__Task objective__. Give back each line below verbatim.

__Data provided__.
------------

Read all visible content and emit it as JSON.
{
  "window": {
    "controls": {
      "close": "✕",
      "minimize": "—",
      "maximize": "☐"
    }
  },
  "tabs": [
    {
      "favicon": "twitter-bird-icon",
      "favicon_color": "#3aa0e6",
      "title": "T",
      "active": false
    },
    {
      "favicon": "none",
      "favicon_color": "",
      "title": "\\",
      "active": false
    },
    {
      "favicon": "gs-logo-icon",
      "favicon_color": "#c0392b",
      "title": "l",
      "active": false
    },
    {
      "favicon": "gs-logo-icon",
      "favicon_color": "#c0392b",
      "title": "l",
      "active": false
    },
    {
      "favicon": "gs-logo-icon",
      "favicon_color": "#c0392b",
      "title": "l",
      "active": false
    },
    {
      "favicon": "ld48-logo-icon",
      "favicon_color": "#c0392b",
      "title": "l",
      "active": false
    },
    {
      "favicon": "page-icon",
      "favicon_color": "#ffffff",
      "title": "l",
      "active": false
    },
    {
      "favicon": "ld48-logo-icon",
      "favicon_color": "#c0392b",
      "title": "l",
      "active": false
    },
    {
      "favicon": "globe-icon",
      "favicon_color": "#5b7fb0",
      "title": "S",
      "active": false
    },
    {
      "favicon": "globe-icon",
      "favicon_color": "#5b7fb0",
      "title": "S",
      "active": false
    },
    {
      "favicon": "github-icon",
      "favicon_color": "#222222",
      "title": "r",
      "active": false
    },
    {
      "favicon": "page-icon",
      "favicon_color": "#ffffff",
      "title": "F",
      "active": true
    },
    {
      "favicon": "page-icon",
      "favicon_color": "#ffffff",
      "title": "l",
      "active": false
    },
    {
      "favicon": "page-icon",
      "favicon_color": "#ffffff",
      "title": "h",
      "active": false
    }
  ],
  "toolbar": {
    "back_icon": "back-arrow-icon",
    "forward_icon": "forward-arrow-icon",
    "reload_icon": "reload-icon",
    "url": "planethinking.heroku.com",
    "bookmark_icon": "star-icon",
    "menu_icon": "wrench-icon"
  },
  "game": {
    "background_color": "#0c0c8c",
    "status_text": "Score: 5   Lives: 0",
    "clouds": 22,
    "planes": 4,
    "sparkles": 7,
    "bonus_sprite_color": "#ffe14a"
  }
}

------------

__Output of the task__.
Read all visible content and emit it as JSON.
{
  "window": {
    "controls": {
      "close": "✕",
      "minimize": "—",
      "maximize": "☐"
    }
  },
  "tabs": [
    {
      "favicon": "twitter-bird-icon",
      "favicon_color": "#3aa0e6",
      "title": "T",
      "active": false
    },
    {
      "favicon": "none",
      "favicon_color": "",
      "title": "\\",
      "active": false
    },
    {
      "favicon": "gs-logo-icon",
      "favicon_color": "#c0392b",
      "title": "l",
      "active": false
    },
    {
      "favicon": "gs-logo-icon",
      "favicon_color": "#c0392b",
      "title": "l",
      "active": false
    },
    {
      "favicon": "gs-logo-icon",
      "favicon_color": "#c0392b",
      "title": "l",
      "active": false
    },
    {
      "favicon": "ld48-logo-icon",
      "favicon_color": "#c0392b",
      "title": "l",
      "active": false
    },
    {
      "favicon": "page-icon",
      "favicon_color": "#ffffff",
      "title": "l",
      "active": false
    },
    {
      "favicon": "ld48-logo-icon",
      "favicon_color": "#c0392b",
      "title": "l",
      "active": false
    },
    {
      "favicon": "globe-icon",
      "favicon_color": "#5b7fb0",
      "title": "S",
      "active": false
    },
    {
      "favicon": "globe-icon",
      "favicon_color": "#5b7fb0",
      "title": "S",
      "active": false
    },
    {
      "favicon": "github-icon",
      "favicon_color": "#222222",
      "title": "r",
      "active": false
    },
    {
      "favicon": "page-icon",
      "favicon_color": "#ffffff",
      "title": "F",
      "active": true
    },
    {
      "favicon": "page-icon",
      "favicon_color": "#ffffff",
      "title": "l",
      "active": false
    },
    {
      "favicon": "page-icon",
      "favicon_color": "#ffffff",
      "title": "h",
      "active": false
    }
  ],
  "toolbar": {
    "back_icon": "back-arrow-icon",
    "forward_icon": "forward-arrow-icon",
    "reload_icon": "reload-icon",
    "url": "planethinking.heroku.com",
    "bookmark_icon": "star-icon",
    "menu_icon": "wrench-icon"
  },
  "game": {
    "background_color": "#0c0c8c",
    "status_text": "Score: 5   Lives: 0",
    "clouds": 22,
    "planes": 4,
    "sparkles": 7,
    "bonus_sprite_color": "#ffe14a"
  }
}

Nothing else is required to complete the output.